New adults on the block
Neighbor is a heavy band with some heavy thoughts on their mind. They celebrate the release of their first full-length album, Neighbor, with a release show at Zanzabar on Friday. LEO asked guitarist Sean Gardner about the new record, which was produced by Trip Barriger at Treehouse Audio.
LEO: Who writes what? What inspires the songwriting?
Sean Gardner: I find the term “inspiration” problematic. Writing is a matter of work, not divine revelation. In our case, the labor is collective — beginning with a small idea for a single instrument and expanding with rapport among the band.
LEO: I detect a somewhat militaristic sound at times, at least on “Hordes.” Is this intentional?
SG: “Hordes,” especially, is organized around violent sounds — scratches, alarms, explosions. The marching call-and-response that begins that song is intended to evoke something like an imminent social violence. And what we mean to express is an anxiety that underlies and spews from such a violence.
LEO: How has playing in Neighbor been different for you from playing in Bu Hao Ting or Twenty First Century Fox?
SG: There are plenty of technical and conceptual disparities between those three bands. But it’s the result of more than a dozen rather unique individuals engaged in a common, collaborative process.

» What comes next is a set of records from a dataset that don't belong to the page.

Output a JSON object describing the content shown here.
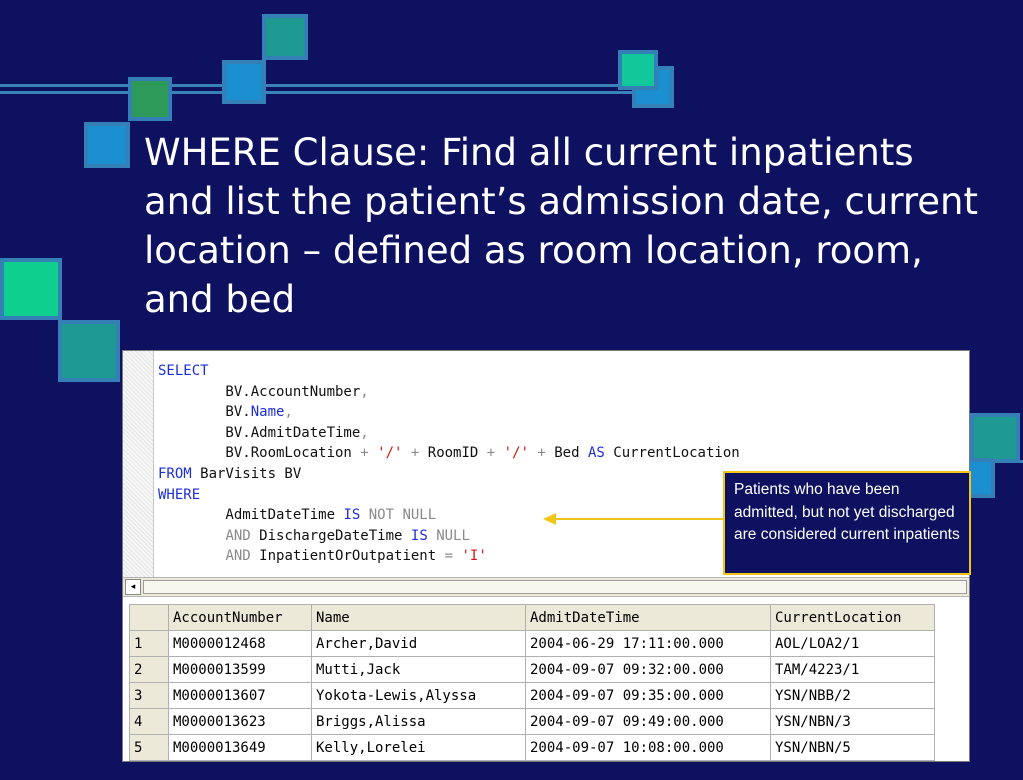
{
  "title": "WHERE Clause: Find all current inpatients and list the patient’s admission date, current location – defined as room location, room, and bed",
  "colors": {
    "background": "#0d1160",
    "square_border": "#3480b6",
    "callout_border": "#f0c419",
    "keyword": "#1d2ed8",
    "string": "#d61212"
  },
  "sql": {
    "lines": [
      [
        {
          "t": "SELECT",
          "c": "kw"
        }
      ],
      [
        {
          "t": "        BV.AccountNumber"
        },
        {
          "t": ",",
          "c": "gr"
        }
      ],
      [
        {
          "t": "        BV."
        },
        {
          "t": "Name",
          "c": "kw"
        },
        {
          "t": ",",
          "c": "gr"
        }
      ],
      [
        {
          "t": "        BV.AdmitDateTime"
        },
        {
          "t": ",",
          "c": "gr"
        }
      ],
      [
        {
          "t": "        BV.RoomLocation "
        },
        {
          "t": "+",
          "c": "gr"
        },
        {
          "t": " "
        },
        {
          "t": "'/'",
          "c": "str"
        },
        {
          "t": " "
        },
        {
          "t": "+",
          "c": "gr"
        },
        {
          "t": " RoomID "
        },
        {
          "t": "+",
          "c": "gr"
        },
        {
          "t": " "
        },
        {
          "t": "'/'",
          "c": "str"
        },
        {
          "t": " "
        },
        {
          "t": "+",
          "c": "gr"
        },
        {
          "t": " Bed "
        },
        {
          "t": "AS",
          "c": "kw"
        },
        {
          "t": " CurrentLocation"
        }
      ],
      [
        {
          "t": "FROM",
          "c": "kw"
        },
        {
          "t": " BarVisits BV"
        }
      ],
      [
        {
          "t": "WHERE",
          "c": "kw"
        }
      ],
      [
        {
          "t": "        AdmitDateTime "
        },
        {
          "t": "IS",
          "c": "kw"
        },
        {
          "t": " "
        },
        {
          "t": "NOT NULL",
          "c": "gr"
        }
      ],
      [
        {
          "t": "        "
        },
        {
          "t": "AND",
          "c": "gr"
        },
        {
          "t": " DischargeDateTime "
        },
        {
          "t": "IS",
          "c": "kw"
        },
        {
          "t": " "
        },
        {
          "t": "NULL",
          "c": "gr"
        }
      ],
      [
        {
          "t": "        "
        },
        {
          "t": "AND",
          "c": "gr"
        },
        {
          "t": " InpatientOrOutpatient "
        },
        {
          "t": "=",
          "c": "gr"
        },
        {
          "t": " "
        },
        {
          "t": "'I'",
          "c": "str"
        }
      ]
    ]
  },
  "scrollbar": {
    "left_arrow": "◂"
  },
  "results": {
    "columns": [
      "",
      "AccountNumber",
      "Name",
      "AdmitDateTime",
      "CurrentLocation"
    ],
    "rows": [
      [
        "1",
        "M0000012468",
        "Archer,David",
        "2004-06-29 17:11:00.000",
        "AOL/LOA2/1"
      ],
      [
        "2",
        "M0000013599",
        "Mutti,Jack",
        "2004-09-07 09:32:00.000",
        "TAM/4223/1"
      ],
      [
        "3",
        "M0000013607",
        "Yokota-Lewis,Alyssa",
        "2004-09-07 09:35:00.000",
        "YSN/NBB/2"
      ],
      [
        "4",
        "M0000013623",
        "Briggs,Alissa",
        "2004-09-07 09:49:00.000",
        "YSN/NBN/3"
      ],
      [
        "5",
        "M0000013649",
        "Kelly,Lorelei",
        "2004-09-07 10:08:00.000",
        "YSN/NBN/5"
      ]
    ]
  },
  "callout": {
    "text": "Patients who have been admitted, but not yet discharged are considered current inpatients"
  }
}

Neighbor may be dynamically aggressive, BHT primitive and atonal, or TFCF melodically infectious, but these qualities are results of the same procedure — sharing ideas among friends.
LEO: When someone discovers this record in 80 years, what would you want them to think about it?
SG: Nothing. We just want to incite arousal.
Listen at neighborusa.bandcamp.com.